A market correction, bear markets, and recessions are all taboo words to investors, but it is important that we understand the differences. A correction is defined as a reverse movement in price of at least 10%. Corrections generally have a shorter duration than a recession or bear market. In a bear market, prices fall and widespread pessimism causes the negative sentiment to be self-sustaining. Although exact figures vary, for many, a downturn of 20% constitutes a bear market. A recession is defined as a period of temporary economic decline whereas Gross Domestic Product (GDP) falls for two consecutive quarters.

Typically bear markets can be tied to an economic or monetary policy catalyst. Based on the underlying macroeconomic fundamentals we do not believe we are set-up to enter a bear market. The underlying growth story for the U.S. economy appears to be intact and we believe that we can actually outperform most estimates. Below is a chart that highlights some of the GDP estimates from well know investment firms.

2015 Q1 2015 Q2 2015 Q3 (Est.) 2015 Q4 (Est.) 2015 Annual (Est.)
Bureau of Economic Analysis 0.6% 2.3%
JP Morgan 2.0% 2.5% 2.2%
Goldman 2.3% 2.3% 2.3%
Reuters 2.7% 2.8% 2.2%
WSJ 2.74% 2.84% 2.16%
Kiplinger 3.0% – 3.5% 3.0% – 3.5% 2.5%
Analyst Average 2.6% 2.74% 2.27%

As you can see from the chart, most analysts are predicting economic growth will pick up in the 2 remaining quarters of 2015. These are not lofty expectations and we believe that the U.S. economy has a good chance of outperforming these numbers.

We have worked hard with our clients to make sure that they understand that market volatility is a natural part of long term investing and we have also designed their portfolios to make sure that the chances are high that they can continue to maintain their current lifestyle through all market environments if they stay disciplined.

This publication is provided as a service to our clients and associates of PFA solely for their own use and information. The material is derived from sources believed to be reliable but its accuracy and the opinions based thereon are not guaranteed and have not been verified.

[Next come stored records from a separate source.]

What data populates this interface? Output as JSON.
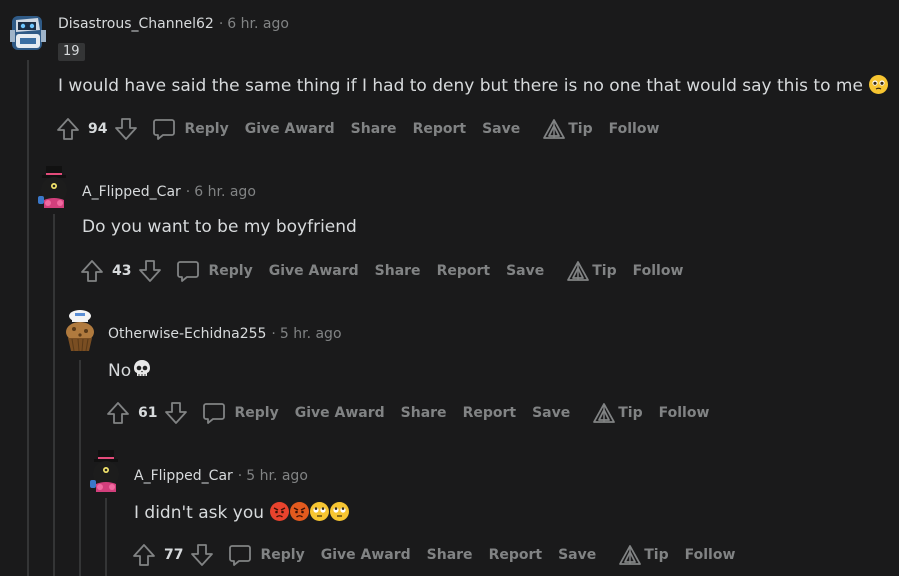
{
  "comments": [
    {
      "username": "Disastrous_Channel62",
      "time": "6 hr. ago",
      "flair": "19",
      "text": "I would have said the same thing if I had to deny but there is no one that would say this to me",
      "emojis": [
        "pleading-face-emoji"
      ],
      "score": "94",
      "avatar": "robot-avatar"
    },
    {
      "username": "A_Flipped_Car",
      "time": "6 hr. ago",
      "text": "Do you want to be my boyfriend",
      "emojis": [],
      "score": "43",
      "avatar": "top-hat-creature-avatar"
    },
    {
      "username": "Otherwise-Echidna255",
      "time": "5 hr. ago",
      "text": "No",
      "emojis": [
        "skull-emoji"
      ],
      "score": "61",
      "avatar": "chef-muffin-avatar"
    },
    {
      "username": "A_Flipped_Car",
      "time": "5 hr. ago",
      "text": "I didn't ask you",
      "emojis": [
        "pouting-face-emoji",
        "angry-face-emoji",
        "rolling-eyes-emoji",
        "rolling-eyes-emoji"
      ],
      "score": "77",
      "avatar": "top-hat-creature-avatar"
    }
  ],
  "actions": {
    "reply": "Reply",
    "give_award": "Give Award",
    "share": "Share",
    "report": "Report",
    "save": "Save",
    "tip": "Tip",
    "follow": "Follow"
  },
  "dot": "·",
  "colors": {
    "background": "#1a1a1b",
    "text": "#d7dadc",
    "muted": "#818384",
    "thread_line": "#343536"
  }
}
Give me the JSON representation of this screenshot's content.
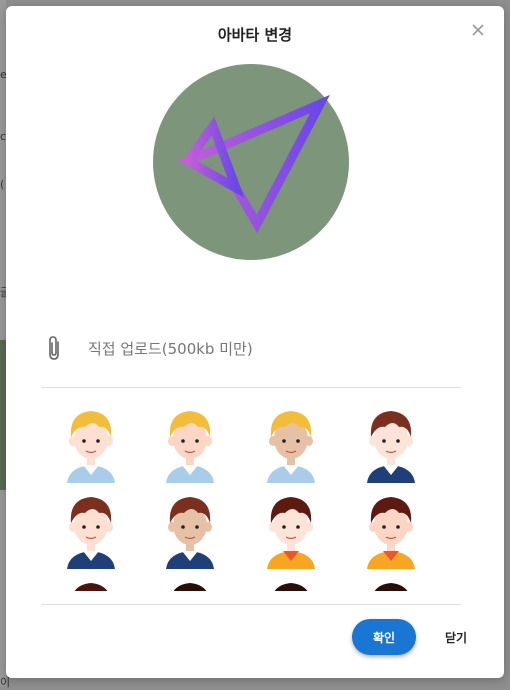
{
  "dialog": {
    "title": "아바타 변경",
    "close_icon": "close-icon"
  },
  "preview": {
    "background_color": "#7d957a",
    "icon": "paper-plane-icon",
    "gradient_start": "#c25fd6",
    "gradient_end": "#6b47e8"
  },
  "upload": {
    "icon": "paperclip-icon",
    "label": "직접 업로드(500kb 미만)"
  },
  "avatar_options": [
    {
      "hair": "#f2bd3a",
      "skin": "#fde0d2",
      "shirt": "#a9cde8",
      "collar": "#ffffff"
    },
    {
      "hair": "#f2bd3a",
      "skin": "#fbd6c4",
      "shirt": "#a9cde8",
      "collar": "#ffffff"
    },
    {
      "hair": "#f2bd3a",
      "skin": "#e7c1a6",
      "shirt": "#a9cde8",
      "collar": "#ffffff"
    },
    {
      "hair": "#7b2f1f",
      "skin": "#fde3d8",
      "shirt": "#1f3f78",
      "collar": "#ffffff"
    },
    {
      "hair": "#7b2f1f",
      "skin": "#fde0d2",
      "shirt": "#1f3f78",
      "collar": "#ffffff"
    },
    {
      "hair": "#7b2f1f",
      "skin": "#e7c1a6",
      "shirt": "#1f3f78",
      "collar": "#ffffff"
    },
    {
      "hair": "#5e1a10",
      "skin": "#fde3d8",
      "shirt": "#f6a623",
      "collar": "#e8582a"
    },
    {
      "hair": "#5e1a10",
      "skin": "#fbd6c4",
      "shirt": "#f6a623",
      "collar": "#e8582a"
    },
    {
      "hair": "#4a140c",
      "skin": "#fde0d2",
      "shirt": "#cccccc",
      "collar": "#ffffff"
    },
    {
      "hair": "#2a0d07",
      "skin": "#fbd6c4",
      "shirt": "#cccccc",
      "collar": "#ffffff"
    },
    {
      "hair": "#2a0d07",
      "skin": "#e7c1a6",
      "shirt": "#cccccc",
      "collar": "#ffffff"
    },
    {
      "hair": "#2a0d07",
      "skin": "#fde3d8",
      "shirt": "#cccccc",
      "collar": "#ffffff"
    }
  ],
  "actions": {
    "confirm_label": "확인",
    "close_label": "닫기",
    "confirm_color": "#1976d2"
  },
  "background_fragments": [
    "e",
    "c",
    "(",
    "글",
    "이"
  ]
}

The content in this publication is for general information only and not intended to serve as individual investment advice. You should seek independent advice from a professional based on your individual circumstances.